Like many countries, Japan is facing a housing crisis. Unlike those countries, Japan’s is for the opposite reason: They have more homes than they have people. For this reason, they started giving away abandoned houses – but are they really free? Here’s what you should know.
Why is Japan Giving Away Abandoned Houses
Japan has one of the oldest populations in the world. According to the National Institute of Population and Social Security, Japan’s population, which was 127 million in 2015, is expected to drop dramatically over the next several decades.
By 2040, they expect a population of 110.92 million, then 99.24 million by 2053, and then 88 million by 2065. Not only are fewer and fewer people needing homes, but young people are leaving small towns for opportunities in the cities. These towns are known as akiya towns, akiya meaning “vacant homes”.
According to a local report done in 2014, approximately 896 Japanese towns could essentially go extinct by 2040.
Why Aren’t People Buying These Homes?
There are several reasons:

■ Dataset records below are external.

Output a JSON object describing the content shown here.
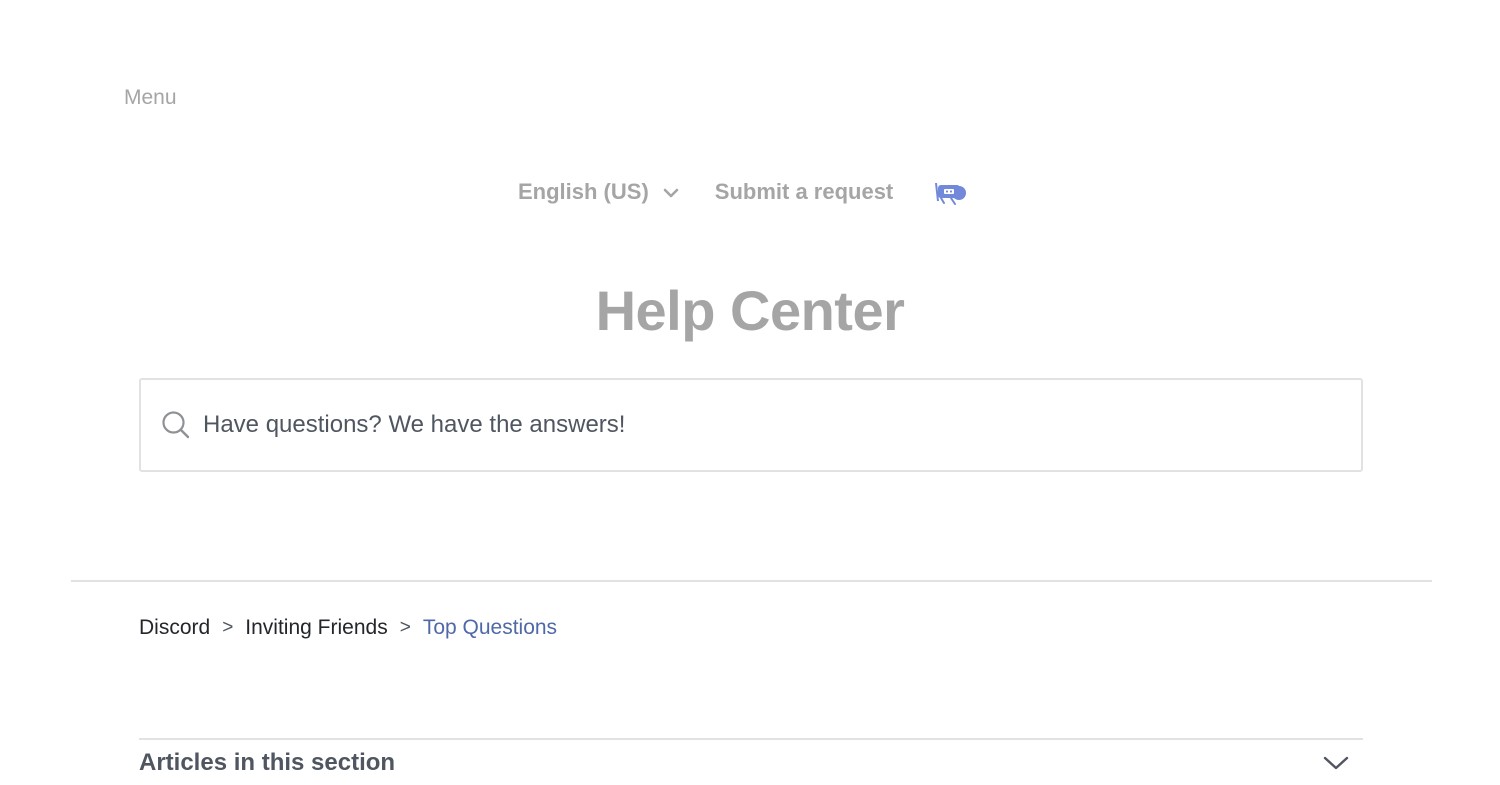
{
  "header": {
    "menu_label": "Menu",
    "language_label": "English (US)",
    "submit_request_label": "Submit a request",
    "logo_icon": "discord-mascot-icon"
  },
  "hero": {
    "title": "Help Center"
  },
  "search": {
    "placeholder": "Have questions? We have the answers!",
    "value": ""
  },
  "breadcrumb": {
    "items": [
      {
        "label": "Discord"
      },
      {
        "label": "Inviting Friends"
      },
      {
        "label": "Top Questions"
      }
    ],
    "separator": ">"
  },
  "articles_section": {
    "title": "Articles in this section"
  },
  "colors": {
    "muted_text": "#a5a5a5",
    "body_text": "#4f5660",
    "link_accent": "#4f69a8",
    "brand_blurple": "#7289da",
    "border": "#e2e2e2"
  }
}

- As the towns’ populations decrease, so does opportunity.
- Residents have to drive hours into the nearest city for their job unless they can work from home or start a new enterprise in the town.
- Younger generations abandon them because they don’t want to pay the high property taxes.
Essentially, the actual akiya owner doesn’t want to admit that they own the house, because then they are liable to pay the taxes on it. This makes it hard to find the owner, so purchasing it and transferring it into another person’s name is difficult.
Read: Families Buy 97 Acres of Land in Georgia to Build Freedom Town
What Are “Akiya Banks”?
To attract people and families to these towns, the government has created “akiya banks” that provide incentives for younger people to come renovate and live in these homes.
Not Just Giving Away Abandoned Houses
These are websites that list properties for sale at very low rates. Homes are listed for little to (actually) zero yen. This doesn’t include:
- Administrative and management fees
- Registration and license tax
- Agent commission
- Acquisition and property tax
These will vary but estimate in the ballpark of $4000 US. (1) You also have to come to see the akiya in-person, to assess the state of the property. Some can be quite run-down after a decade or more of abandonment. You will need to be prepared to put quite a bit of money into renovating the home and property.
Each akiya will have their own clauses and restrictions. For example, some may require you to live in the house for 15 years or more in order to own the home. If you are a foreigner thinking of purchasing one, this may not be possible due to visa restrictions.
Others require you to rent the property for 20 years or more before the home and land can be transferred into your name. (1) Keep in mind, after all, their goal isn’t to sell homes, their goal is to save these towns from extinction.
In order to purchase an akiya, you may need to:
- Be 43-years-old or younger
- Be a younger, married couple
- Have children under middle or junior high age
If the akiya comes with farmland, there are even more restrictions, mostly that you are basically required to become a farmer.
Those who do move to akiya towns are expected to help improve the economy of the town, perhaps by opening a business such as a cafe. Either way, to say that these homes are “free” is more of a way to catch people’s interest.
Not Just a Japanese Problem
Japan has been traditionally an anti-immigration country. Combine that with a lower birth rate and an aging population, and you have a recipe for a rapidly declining population.
This is not just happening in Japan: The population in most countries around the world is also declining. More elderly people without the workforce to support them can cause numerous problems for a country.
So far the akiya incentive program has helped bolster some of these town’s populations, but how much will it help and how long will that last? Time will tell.